Each line of the listing below containing the word "name" should be returned.

(Beginning of DATA FOR THIS TASK)

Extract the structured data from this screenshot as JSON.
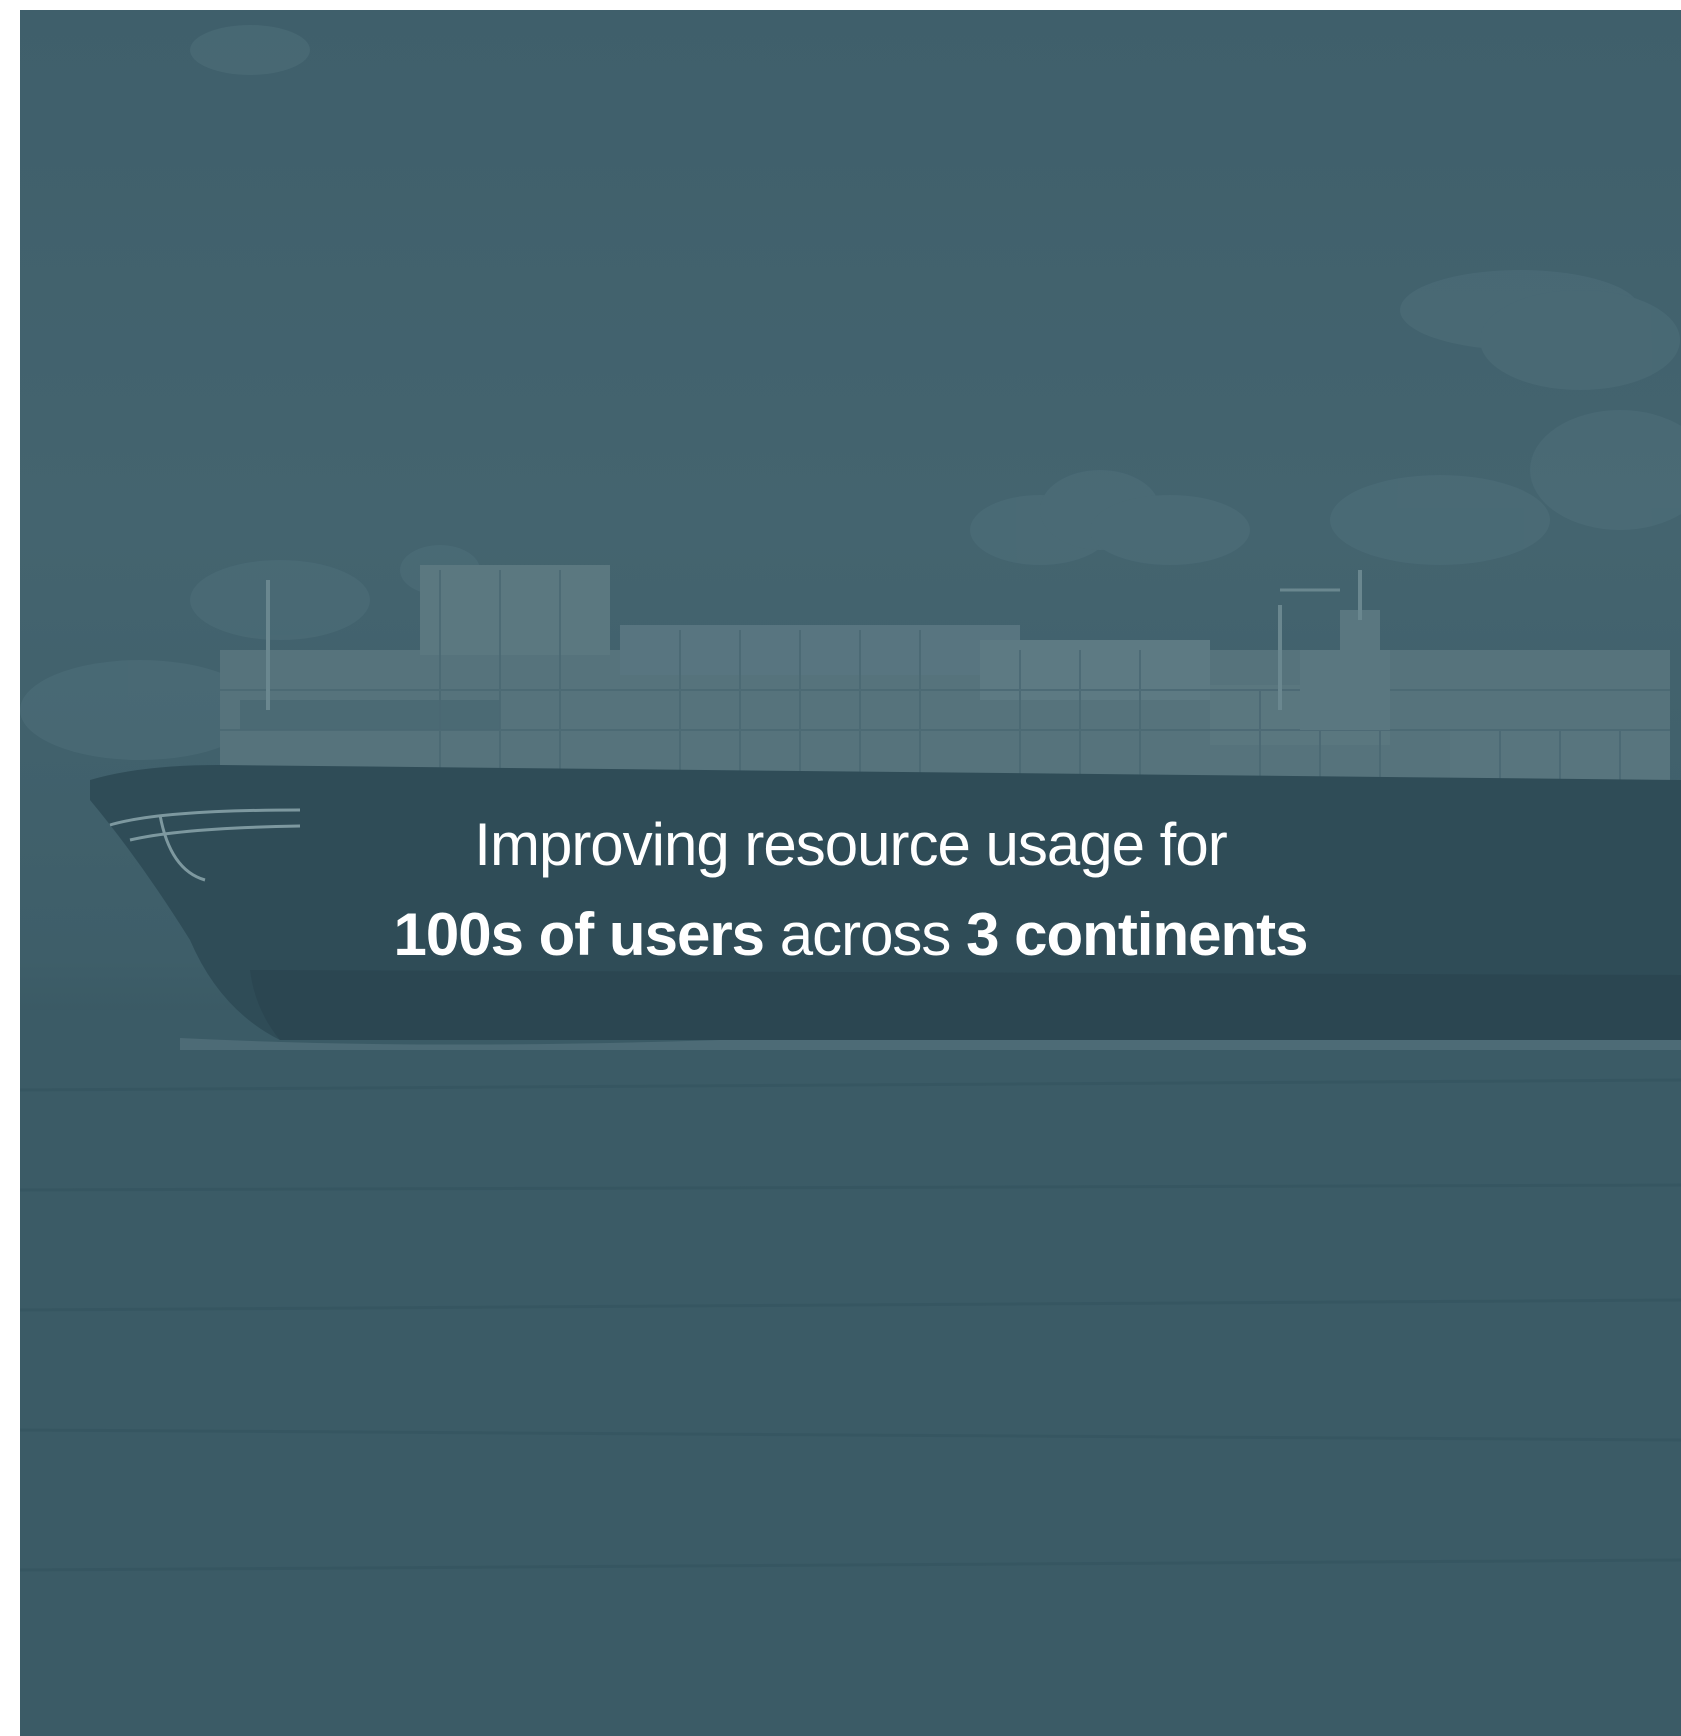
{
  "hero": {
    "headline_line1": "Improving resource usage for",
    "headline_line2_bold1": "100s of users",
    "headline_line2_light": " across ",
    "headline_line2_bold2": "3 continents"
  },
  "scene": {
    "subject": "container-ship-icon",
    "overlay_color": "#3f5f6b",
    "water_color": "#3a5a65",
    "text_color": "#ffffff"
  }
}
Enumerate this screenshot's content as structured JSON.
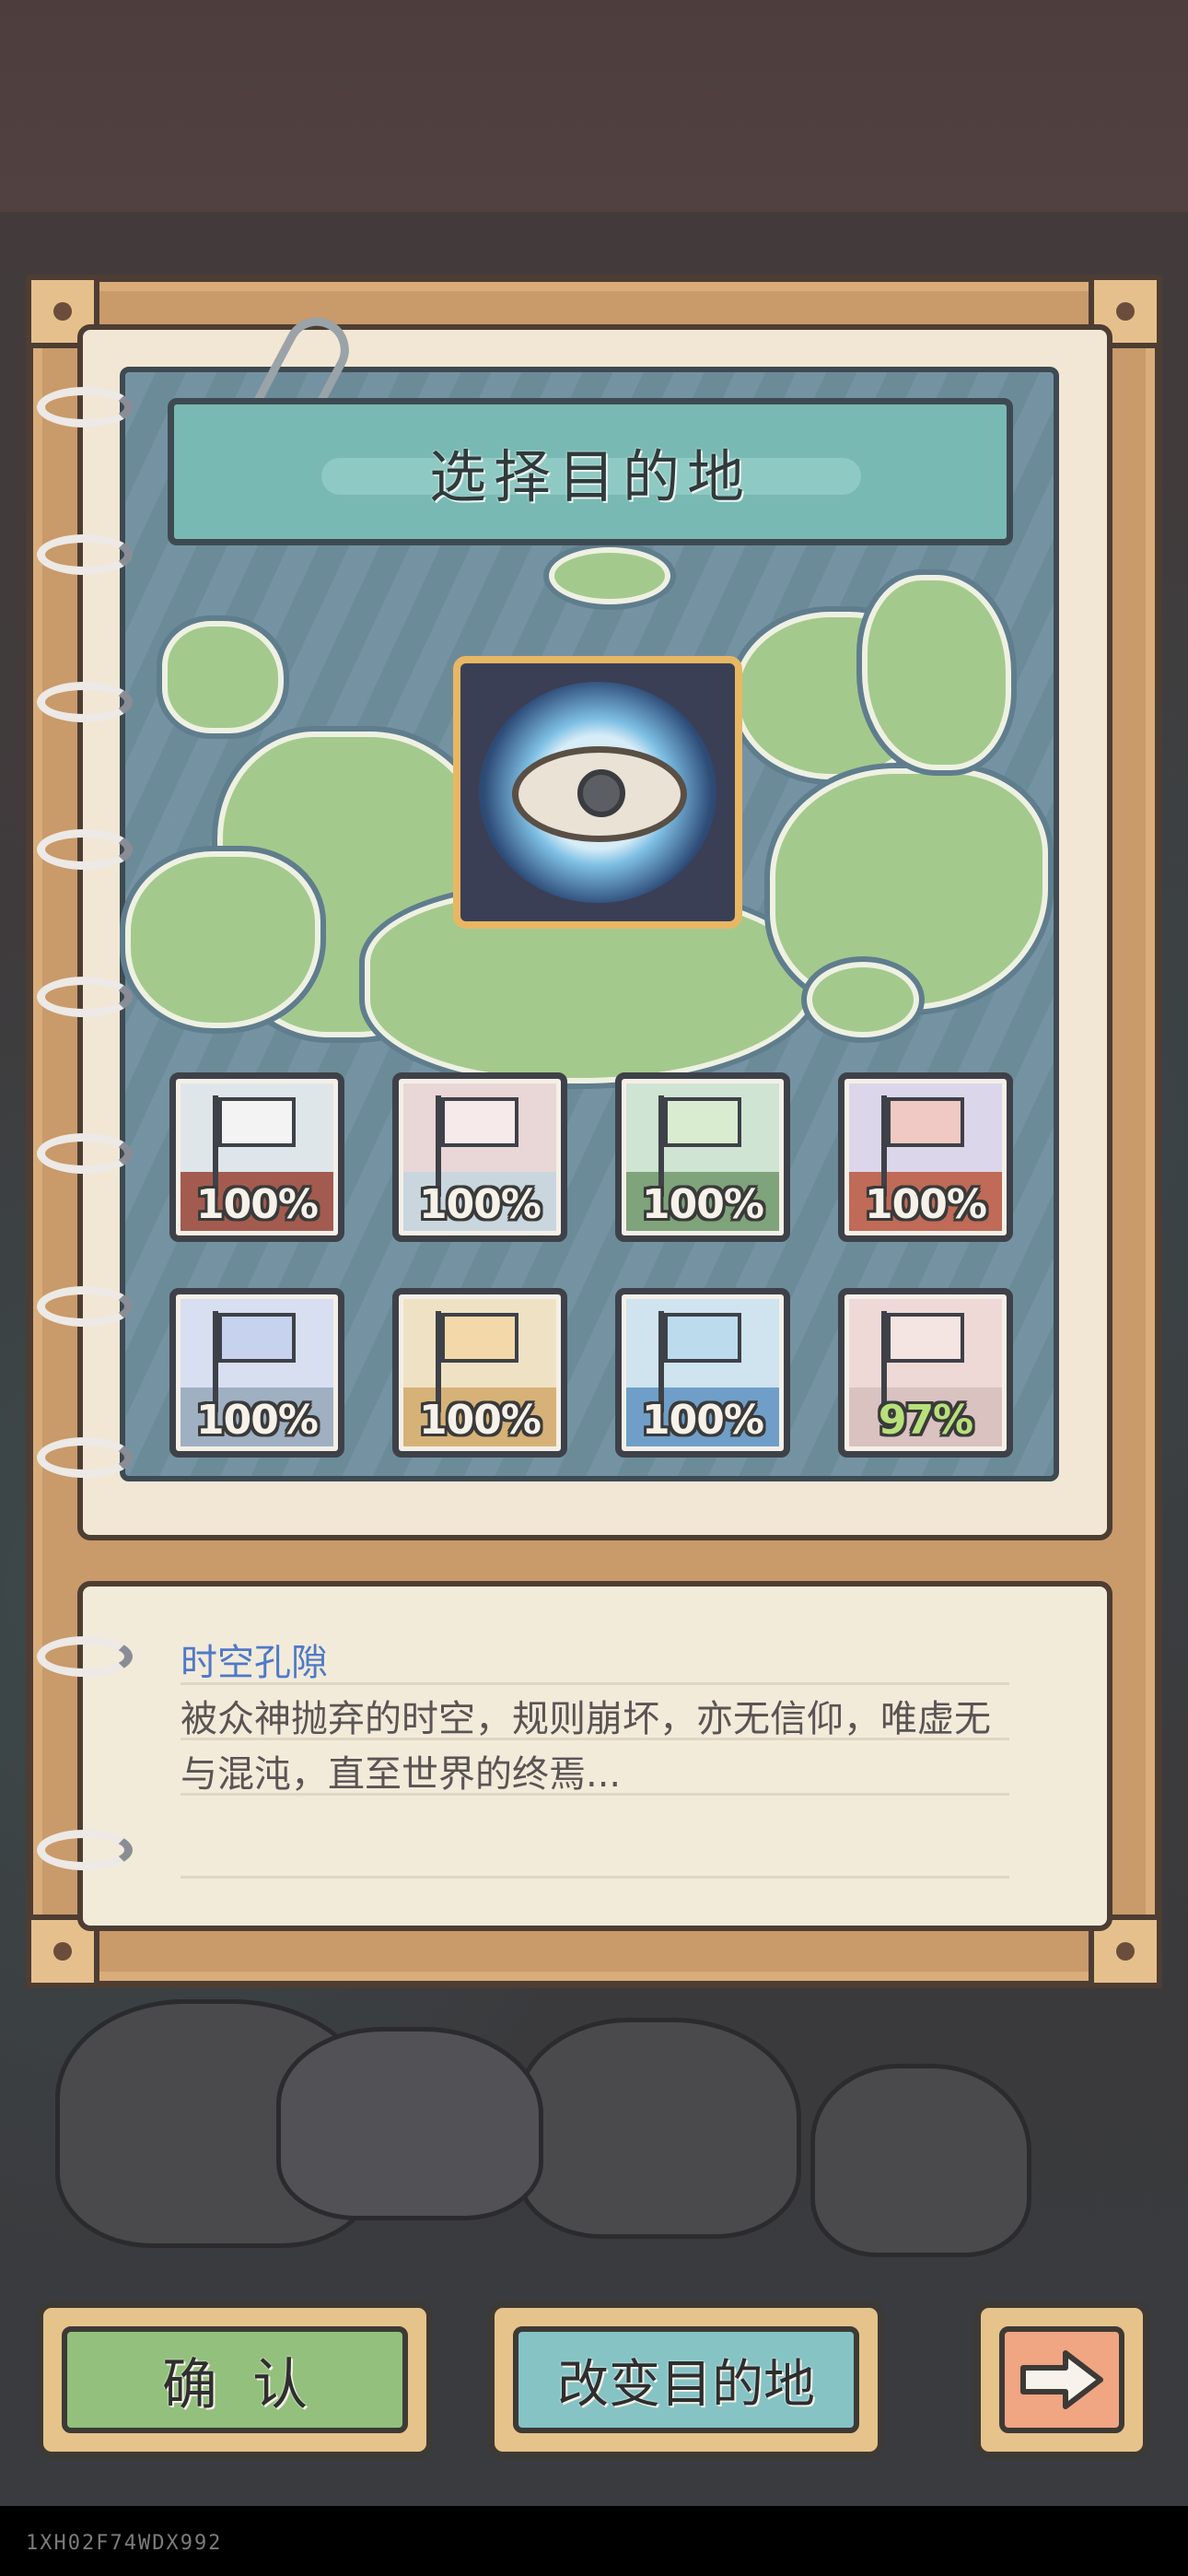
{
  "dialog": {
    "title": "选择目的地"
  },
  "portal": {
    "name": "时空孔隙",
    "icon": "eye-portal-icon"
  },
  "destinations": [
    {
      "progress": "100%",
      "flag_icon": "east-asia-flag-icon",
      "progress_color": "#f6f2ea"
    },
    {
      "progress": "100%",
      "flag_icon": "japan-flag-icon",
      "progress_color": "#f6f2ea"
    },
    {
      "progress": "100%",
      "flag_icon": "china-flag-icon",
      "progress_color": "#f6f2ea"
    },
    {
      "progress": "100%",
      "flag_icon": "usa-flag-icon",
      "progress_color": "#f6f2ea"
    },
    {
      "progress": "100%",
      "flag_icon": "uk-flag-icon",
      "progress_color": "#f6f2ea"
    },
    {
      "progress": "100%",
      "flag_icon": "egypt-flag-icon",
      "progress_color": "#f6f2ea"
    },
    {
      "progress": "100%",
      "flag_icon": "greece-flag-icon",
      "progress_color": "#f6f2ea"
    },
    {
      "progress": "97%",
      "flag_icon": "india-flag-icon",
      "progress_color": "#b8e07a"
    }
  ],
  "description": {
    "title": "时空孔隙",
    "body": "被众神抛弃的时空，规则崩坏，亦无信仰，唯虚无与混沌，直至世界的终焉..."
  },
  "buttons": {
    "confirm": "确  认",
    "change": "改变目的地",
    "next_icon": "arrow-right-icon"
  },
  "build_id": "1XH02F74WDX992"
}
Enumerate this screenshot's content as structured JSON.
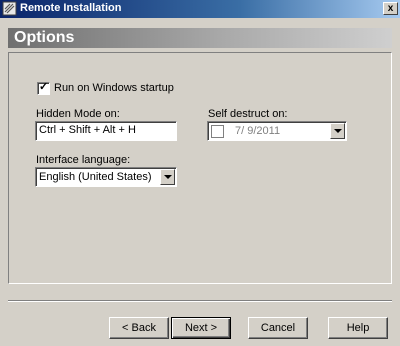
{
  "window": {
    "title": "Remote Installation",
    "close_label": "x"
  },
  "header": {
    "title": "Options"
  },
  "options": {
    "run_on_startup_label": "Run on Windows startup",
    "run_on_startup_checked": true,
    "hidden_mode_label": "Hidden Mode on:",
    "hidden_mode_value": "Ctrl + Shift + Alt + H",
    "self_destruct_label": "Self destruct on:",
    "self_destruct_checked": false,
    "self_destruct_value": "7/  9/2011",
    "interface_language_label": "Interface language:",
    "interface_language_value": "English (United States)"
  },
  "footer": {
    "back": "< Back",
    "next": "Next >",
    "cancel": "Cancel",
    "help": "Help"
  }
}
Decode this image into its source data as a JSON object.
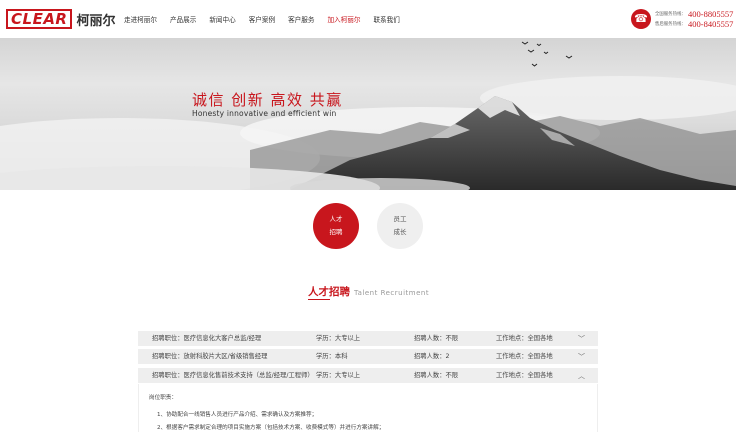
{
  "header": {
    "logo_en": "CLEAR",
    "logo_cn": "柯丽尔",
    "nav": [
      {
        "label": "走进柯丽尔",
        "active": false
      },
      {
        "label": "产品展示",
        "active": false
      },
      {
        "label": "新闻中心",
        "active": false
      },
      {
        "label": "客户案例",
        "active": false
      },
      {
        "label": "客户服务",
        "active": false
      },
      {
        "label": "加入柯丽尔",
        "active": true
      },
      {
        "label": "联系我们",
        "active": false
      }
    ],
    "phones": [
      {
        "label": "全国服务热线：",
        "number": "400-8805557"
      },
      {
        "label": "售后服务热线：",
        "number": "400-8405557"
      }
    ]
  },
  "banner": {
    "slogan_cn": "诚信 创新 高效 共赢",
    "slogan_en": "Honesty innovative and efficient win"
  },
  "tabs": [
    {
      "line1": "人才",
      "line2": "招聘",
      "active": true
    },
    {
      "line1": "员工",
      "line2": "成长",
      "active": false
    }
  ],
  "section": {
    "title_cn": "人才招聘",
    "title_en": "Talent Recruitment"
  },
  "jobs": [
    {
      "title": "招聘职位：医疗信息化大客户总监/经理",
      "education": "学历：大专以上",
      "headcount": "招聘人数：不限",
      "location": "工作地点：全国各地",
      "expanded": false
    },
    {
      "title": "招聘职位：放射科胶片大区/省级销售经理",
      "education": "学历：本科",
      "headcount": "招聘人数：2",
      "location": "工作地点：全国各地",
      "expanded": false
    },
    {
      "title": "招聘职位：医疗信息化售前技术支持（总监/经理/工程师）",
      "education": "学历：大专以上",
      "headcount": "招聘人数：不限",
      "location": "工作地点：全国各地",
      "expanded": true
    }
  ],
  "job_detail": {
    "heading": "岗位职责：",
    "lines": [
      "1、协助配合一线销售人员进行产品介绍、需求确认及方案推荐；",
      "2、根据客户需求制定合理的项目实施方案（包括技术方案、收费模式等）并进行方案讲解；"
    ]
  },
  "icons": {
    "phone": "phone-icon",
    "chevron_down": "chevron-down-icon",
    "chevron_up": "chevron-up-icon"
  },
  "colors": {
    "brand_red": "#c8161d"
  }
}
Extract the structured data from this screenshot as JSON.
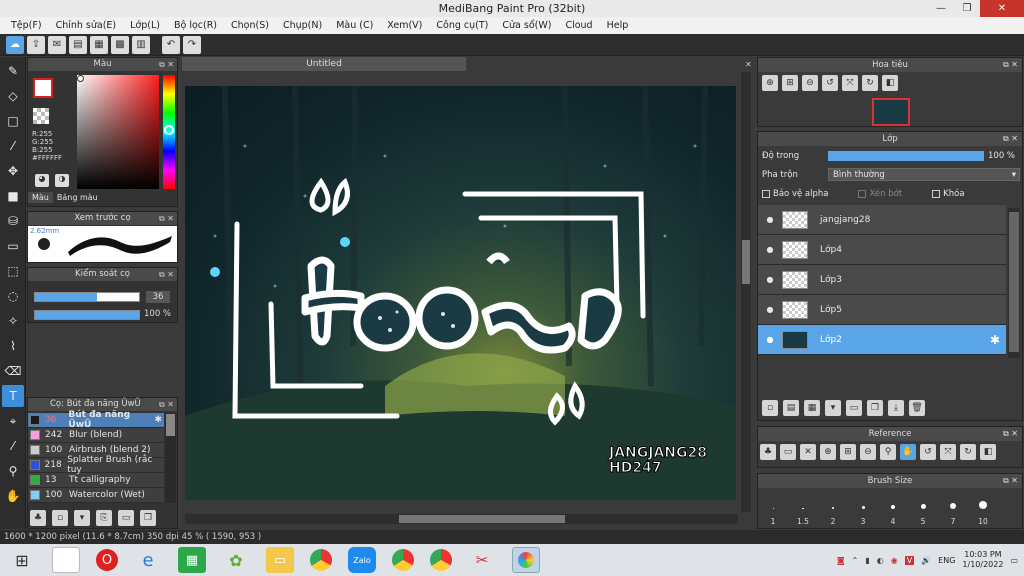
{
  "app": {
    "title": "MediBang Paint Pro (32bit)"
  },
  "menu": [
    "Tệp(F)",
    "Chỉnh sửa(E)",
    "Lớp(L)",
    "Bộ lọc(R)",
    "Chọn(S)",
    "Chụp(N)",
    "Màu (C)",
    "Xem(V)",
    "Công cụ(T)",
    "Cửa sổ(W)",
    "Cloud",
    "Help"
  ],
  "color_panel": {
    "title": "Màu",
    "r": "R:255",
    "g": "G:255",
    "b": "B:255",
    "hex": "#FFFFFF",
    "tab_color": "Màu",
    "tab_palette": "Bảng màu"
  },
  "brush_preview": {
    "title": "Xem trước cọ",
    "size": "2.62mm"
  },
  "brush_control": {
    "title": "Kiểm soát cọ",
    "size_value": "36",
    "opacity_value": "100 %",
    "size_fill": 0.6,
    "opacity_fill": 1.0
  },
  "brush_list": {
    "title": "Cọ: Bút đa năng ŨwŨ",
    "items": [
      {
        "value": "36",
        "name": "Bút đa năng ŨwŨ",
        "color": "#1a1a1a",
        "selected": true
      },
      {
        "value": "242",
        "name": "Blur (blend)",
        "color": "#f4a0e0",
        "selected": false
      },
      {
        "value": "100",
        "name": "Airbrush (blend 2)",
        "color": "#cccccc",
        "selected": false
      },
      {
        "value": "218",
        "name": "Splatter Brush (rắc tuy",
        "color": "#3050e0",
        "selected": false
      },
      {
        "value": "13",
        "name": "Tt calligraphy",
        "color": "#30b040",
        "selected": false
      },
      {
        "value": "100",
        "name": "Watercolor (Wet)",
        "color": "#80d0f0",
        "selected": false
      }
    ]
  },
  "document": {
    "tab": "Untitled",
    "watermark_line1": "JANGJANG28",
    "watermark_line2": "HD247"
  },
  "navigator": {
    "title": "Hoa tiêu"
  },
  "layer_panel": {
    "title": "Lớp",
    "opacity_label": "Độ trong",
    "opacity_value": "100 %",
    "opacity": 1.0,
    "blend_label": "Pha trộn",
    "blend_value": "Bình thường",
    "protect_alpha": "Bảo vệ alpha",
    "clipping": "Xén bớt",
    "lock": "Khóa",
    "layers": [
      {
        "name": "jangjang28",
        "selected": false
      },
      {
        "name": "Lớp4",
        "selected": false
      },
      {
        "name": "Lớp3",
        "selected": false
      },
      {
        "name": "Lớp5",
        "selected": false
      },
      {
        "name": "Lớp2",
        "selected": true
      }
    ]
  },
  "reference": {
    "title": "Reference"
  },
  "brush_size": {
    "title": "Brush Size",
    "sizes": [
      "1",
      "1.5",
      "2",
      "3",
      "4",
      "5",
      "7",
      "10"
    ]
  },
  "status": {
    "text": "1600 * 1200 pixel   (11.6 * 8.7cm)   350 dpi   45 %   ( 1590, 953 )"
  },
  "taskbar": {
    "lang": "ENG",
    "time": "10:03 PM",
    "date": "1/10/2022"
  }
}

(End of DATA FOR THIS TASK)

◆ RESPONSE TO THE TASK:
    "name": "时空孔隙",
        "name": "Bút đa năng ŨwŨ",
        "name": "Blur (blend)",
        "name": "Airbrush (blend 2)",
        "name": "Splatter Brush (rắc tuy",
        "name": "Tt calligraphy",
        "name": "Watercolor (Wet)",
        "name": "jangjang28",
        "name": "Lớp4",
        "name": "Lớp3",
        "name": "Lớp5",
        "name": "Lớp2",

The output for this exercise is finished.